A walk in the vicinity of the palace might have you encountering an impossibly colourful group of women. This would be the Sandur Kushala Kala Kendra, started to revive and market traditional Lambani craft. Here, women from a nearby Lambani settlement together produce garments, linen and accessories in their traditional patchwork-embroidery-mirrorwork style. The centre also has units for khadi, sculpture in wood and stone, and craftwork in cane.
Above my bed in the palace is a framed square of patchwork that came from the Lambanis. Already at the limits of colourfulness, it seems to acquire an additional glow after I learn who made it and where it came from. Elsewhere, on the margin of a corridor, are incongruous things to have in a palace — lumps of ore, surprisingly weighty, from the land around. These are tokens of what might be the nicest thing about Shivavilas Palace — that it manages to be luxurious without being isolating, that for the price of a room in a palace you can experience a small kingdom. Even if it’s not September.

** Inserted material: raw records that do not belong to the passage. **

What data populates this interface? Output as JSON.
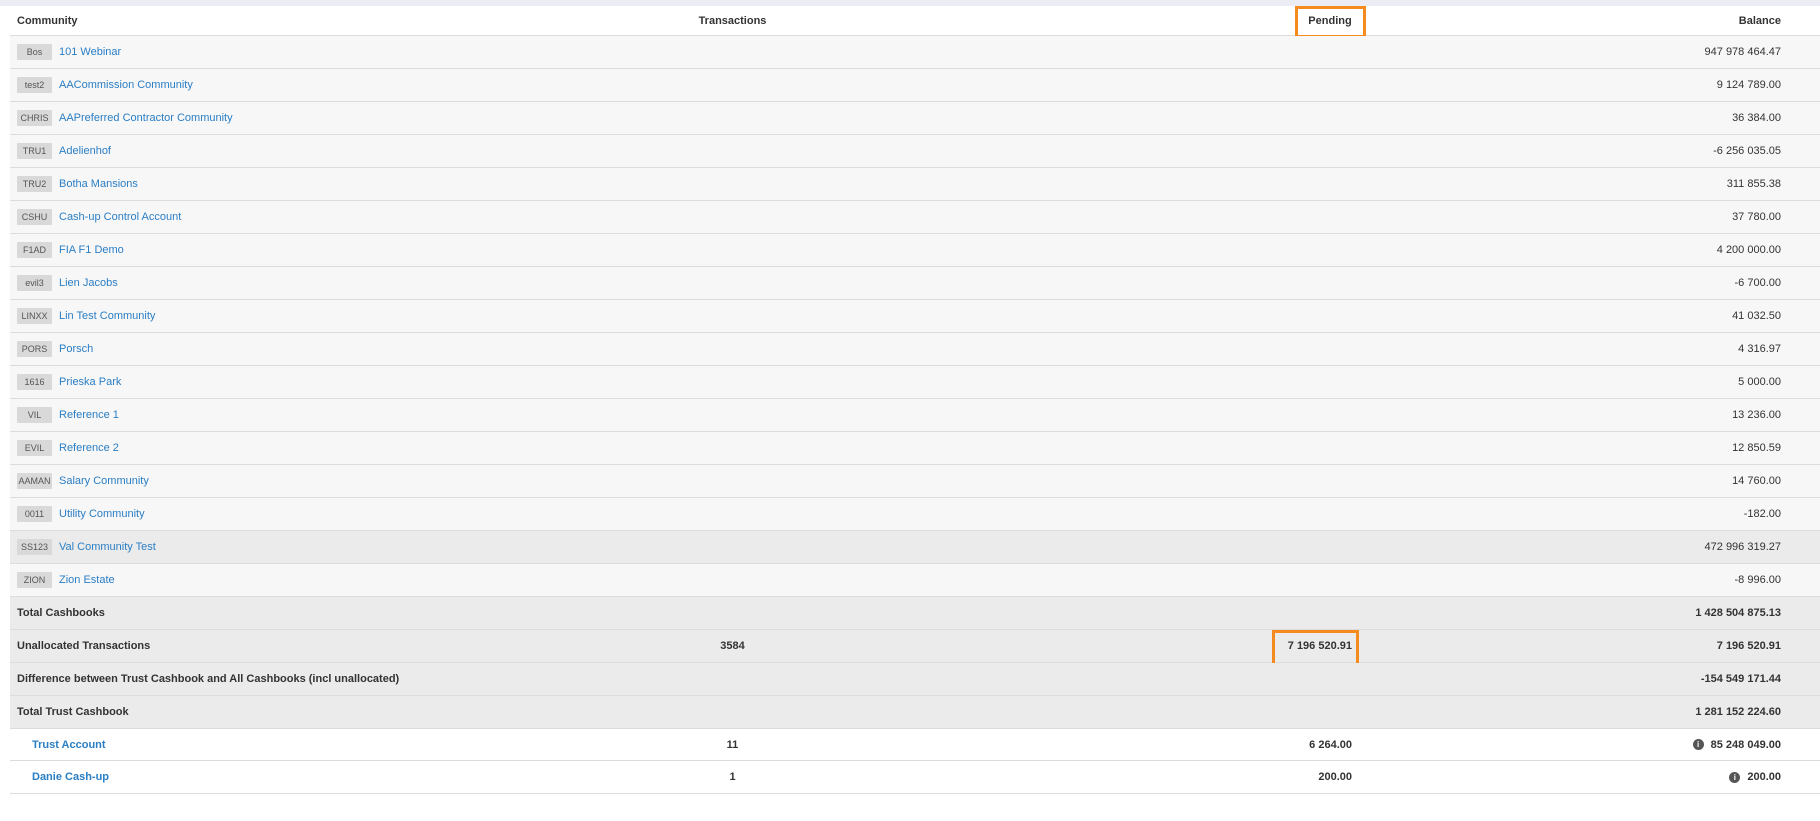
{
  "table": {
    "headers": {
      "community": "Community",
      "transactions": "Transactions",
      "pending": "Pending",
      "balance": "Balance"
    },
    "rows": [
      {
        "code": "Bos",
        "name": "101 Webinar",
        "balance": "947 978 464.47"
      },
      {
        "code": "test2",
        "name": "AACommission Community",
        "balance": "9 124 789.00"
      },
      {
        "code": "CHRIS",
        "name": "AAPreferred Contractor Community",
        "balance": "36 384.00"
      },
      {
        "code": "TRU1",
        "name": "Adelienhof",
        "balance": "-6 256 035.05"
      },
      {
        "code": "TRU2",
        "name": "Botha Mansions",
        "balance": "311 855.38"
      },
      {
        "code": "CSHU",
        "name": "Cash-up Control Account",
        "balance": "37 780.00"
      },
      {
        "code": "F1AD",
        "name": "FIA F1 Demo",
        "balance": "4 200 000.00"
      },
      {
        "code": "evil3",
        "name": "Lien Jacobs",
        "balance": "-6 700.00"
      },
      {
        "code": "LINXX",
        "name": "Lin Test Community",
        "balance": "41 032.50"
      },
      {
        "code": "PORS",
        "name": "Porsch",
        "balance": "4 316.97"
      },
      {
        "code": "1616",
        "name": "Prieska Park",
        "balance": "5 000.00"
      },
      {
        "code": "VIL",
        "name": "Reference 1",
        "balance": "13 236.00"
      },
      {
        "code": "EVIL",
        "name": "Reference 2",
        "balance": "12 850.59"
      },
      {
        "code": "AAMAN",
        "name": "Salary Community",
        "balance": "14 760.00"
      },
      {
        "code": "0011",
        "name": "Utility Community",
        "balance": "-182.00"
      },
      {
        "code": "SS123",
        "name": "Val Community Test",
        "balance": "472 996 319.27"
      },
      {
        "code": "ZION",
        "name": "Zion Estate",
        "balance": "-8 996.00"
      }
    ],
    "total_cashbooks": {
      "label": "Total Cashbooks",
      "balance": "1 428 504 875.13"
    },
    "unallocated": {
      "label": "Unallocated Transactions",
      "transactions": "3584",
      "pending": "7 196 520.91",
      "balance": "7 196 520.91"
    },
    "difference": {
      "label": "Difference between Trust Cashbook and All Cashbooks (incl unallocated)",
      "balance": "-154 549 171.44"
    },
    "total_trust": {
      "label": "Total Trust Cashbook",
      "balance": "1 281 152 224.60"
    },
    "accounts": [
      {
        "name": "Trust Account",
        "transactions": "11",
        "pending": "6 264.00",
        "balance": "85 248 049.00"
      },
      {
        "name": "Danie Cash-up",
        "transactions": "1",
        "pending": "200.00",
        "balance": "200.00"
      }
    ]
  },
  "colors": {
    "link": "#2a7ec4",
    "highlight": "#f58a1f",
    "badge_bg": "#d9d9d9"
  },
  "icons": {
    "info": "info-icon"
  }
}
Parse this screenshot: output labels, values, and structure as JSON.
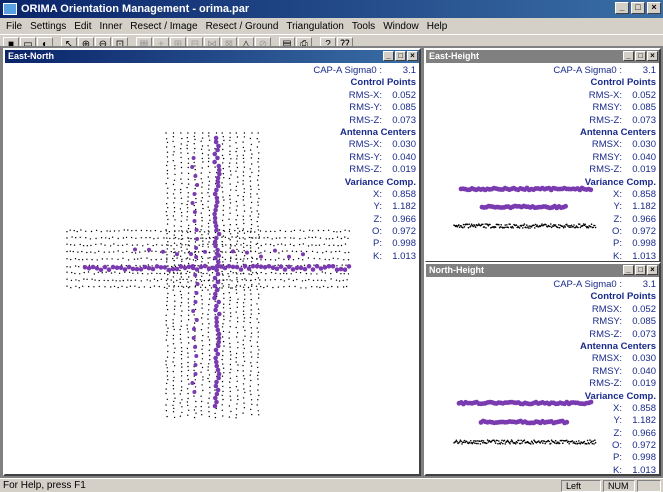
{
  "app": {
    "title": "ORIMA Orientation Management - orima.par",
    "window_buttons": [
      "_",
      "□",
      "×"
    ]
  },
  "menu": [
    "File",
    "Settings",
    "Edit",
    "Inner",
    "Resect / Image",
    "Resect / Ground",
    "Triangulation",
    "Tools",
    "Window",
    "Help"
  ],
  "toolbar": {
    "buttons": [
      "save-icon",
      "new-window-icon",
      "open-icon",
      "pointer-icon",
      "zoom-in-icon",
      "zoom-out-icon",
      "zoom-fit-icon",
      "grid-icon",
      "add-point-icon",
      "measure-icon",
      "resection-icon",
      "image-icon",
      "ground-icon",
      "triangulate-icon",
      "settings-icon",
      "report-icon",
      "print-icon",
      "help-icon",
      "context-help-icon"
    ]
  },
  "windows": {
    "east_north": {
      "title": "East-North"
    },
    "east_height": {
      "title": "East-Height"
    },
    "north_height": {
      "title": "North-Height"
    }
  },
  "stats": {
    "cap_a_sigma0": "CAP-A Sigma0 :",
    "sigma0_value": "3.1",
    "control_points": "Control Points",
    "rms_x": "RMS-X:",
    "rms_x_value": "0.052",
    "rms_y": "RMS-Y:",
    "rms_y_value": "0.085",
    "rms_z": "RMS-Z:",
    "rms_z_value": "0.073",
    "antenna_centers": "Antenna Centers",
    "rms_x_ac_value": "0.030",
    "rms_y_ac_value": "0.040",
    "rms_z_ac_value": "0.019",
    "variance_comp": "Variance Comp.",
    "x": "X:",
    "x_value": "0.858",
    "y": "Y:",
    "y_value": "1.182",
    "z": "Z:",
    "z_value": "0.966",
    "o": "O:",
    "o_value": "0.972",
    "p": "P:",
    "p_value": "0.998",
    "k": "K:",
    "k_value": "1.013"
  },
  "stats_eh_labels": {
    "rms_x": "RMS-X:",
    "rms_y": "RMSY:",
    "rms_z": "RMS-Z:",
    "rms_x_ac": "RMSX:",
    "rms_y_ac": "RMSY:",
    "rms_z_ac": "RMS-Z:"
  },
  "stats_nh_labels": {
    "rms_x": "RMSX:",
    "rms_y": "RMSY:",
    "rms_z": "RMS-Z:",
    "rms_x_ac": "RMSX:",
    "rms_y_ac": "RMSY:",
    "rms_z_ac": "RMS-Z:"
  },
  "status": {
    "help_text": "For Help, press F1",
    "mode": "Left",
    "num": "NUM"
  },
  "colors": {
    "antenna": "#7a3ab0",
    "points": "#000000",
    "stat_text": "#1a2a8a"
  }
}
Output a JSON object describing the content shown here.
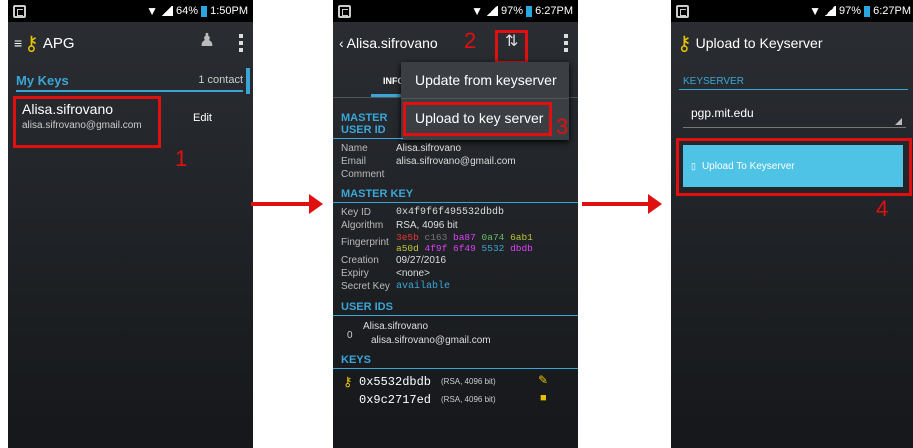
{
  "s1": {
    "status": {
      "battery": "64%",
      "time": "1:50PM"
    },
    "title": "APG",
    "section": "My Keys",
    "count": "1 contact",
    "key": {
      "name": "Alisa.sifrovano",
      "email": "alisa.sifrovano@gmail.com",
      "edit": "Edit"
    },
    "step": "1"
  },
  "s2": {
    "status": {
      "battery": "97%",
      "time": "6:27PM"
    },
    "title": "Alisa.sifrovano",
    "step2": "2",
    "step3": "3",
    "tab": "INFO",
    "menu": [
      "Update from keyserver",
      "Upload to key server"
    ],
    "master_uid_head": "MASTER USER ID",
    "rows": [
      [
        "Name",
        "Alisa.sifrovano"
      ],
      [
        "Email",
        "alisa.sifrovano@gmail.com"
      ],
      [
        "Comment",
        ""
      ]
    ],
    "master_key_head": "MASTER KEY",
    "key_id": "0x4f9f6f495532dbdb",
    "algorithm": "RSA, 4096 bit",
    "fingerprint": [
      {
        "t": "3e5b",
        "c": "#e53935"
      },
      {
        "t": "c163",
        "c": "#777777"
      },
      {
        "t": "ba87",
        "c": "#e040fb"
      },
      {
        "t": "0a74",
        "c": "#66bb6a"
      },
      {
        "t": "6ab1",
        "c": "#c0ca33"
      },
      {
        "t": "a50d",
        "c": "#c0ca33"
      },
      {
        "t": "4f9f",
        "c": "#e040fb"
      },
      {
        "t": "6f49",
        "c": "#e040fb"
      },
      {
        "t": "5532",
        "c": "#3aa6d8"
      },
      {
        "t": "dbdb",
        "c": "#e040fb"
      }
    ],
    "creation": "09/27/2016",
    "expiry": "<none>",
    "secret": "available",
    "labels": {
      "key_id": "Key ID",
      "algorithm": "Algorithm",
      "fingerprint": "Fingerprint",
      "creation": "Creation",
      "expiry": "Expiry",
      "secret": "Secret Key"
    },
    "user_ids_head": "USER IDS",
    "uid_index": "0",
    "uid_name": "Alisa.sifrovano",
    "uid_email": "alisa.sifrovano@gmail.com",
    "keys_head": "KEYS",
    "keys": [
      {
        "id": "0x5532dbdb",
        "info": "(RSA, 4096 bit)"
      },
      {
        "id": "0x9c2717ed",
        "info": "(RSA, 4096 bit)"
      }
    ]
  },
  "s3": {
    "status": {
      "battery": "97%",
      "time": "6:27PM"
    },
    "title": "Upload to Keyserver",
    "section": "KEYSERVER",
    "server": "pgp.mit.edu",
    "button": "Upload To Keyserver",
    "step": "4"
  },
  "colors": {
    "accent": "#3aa6d8",
    "annotation": "#e01010",
    "button": "#4ec3e6"
  }
}
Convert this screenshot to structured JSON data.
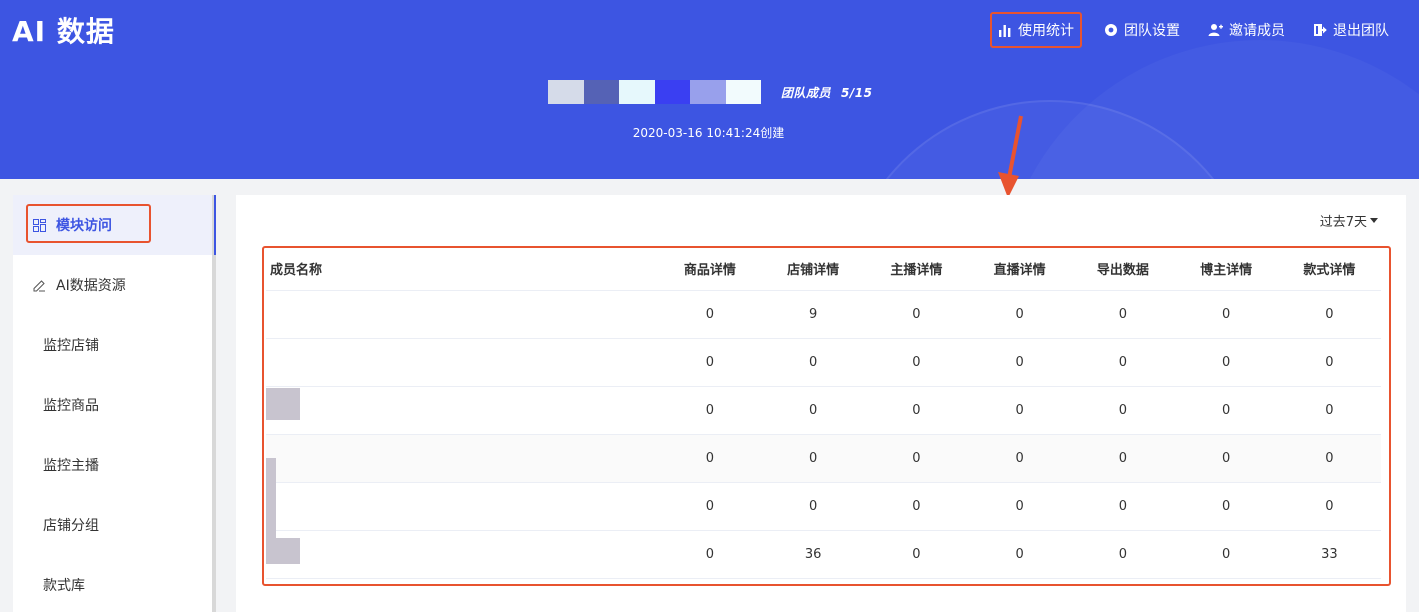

Sandur is 21km (one hour by car, given the roads) from the charming Toranagallu railway station. BY AIR There are airstrips nearby but the most practical airport is still Bengaluru (300km/6-7hrs). BY RAIL The Hampi Express is a convenient overnight train from Bengaluru to Toranagallu. Hospet and Hubli are other options.
The Shivavilas Palace at Sandur, Bellary district, built in 1940, is now a WelcomHeritage hotel. It has nine deluxe rooms (Rs 10,500), a suite (Rs 12,500), a Maharaja suite (Rs 15,500) and a warren of antechambers, dressing-rooms and balconies that is the Maharani suite (Rs 18,500). Tariffs exclude meals and taxes. Contact: 08395-260223/309/310, shivavilaspalacehotel.com, welcomheritagehotels.com
What to see & do
The centrepiece of Sandur is its palace and there’s plenty to soak in while actually staying here—photographs and relics of the royal family, the tiny durbar room with its throne and weapons, a garage with two vintage cars and a jeep, the old books in the library. In addition the palace has a swimming pool, spa and billiards table. Tennis and basketball courts are accessible just outside. Shooting and horse-riding can be arranged for those with more princely proclivities. The palace can also organise a half-day visit to the nearby mines with a stop at the millennium-old Kumaraswami temple. The heritage site of Hampi (40km) and the Daroji Bear Sanctuary (60km) both make good day trips from the palace. The Sandur Kushala Kala Kendra is a craft centre with opportunities for shopping.
When to go
November to February is when Sandur is at its balmiest. Very hot in summer, the place breaks out into greenery in the monsoon months (August to October).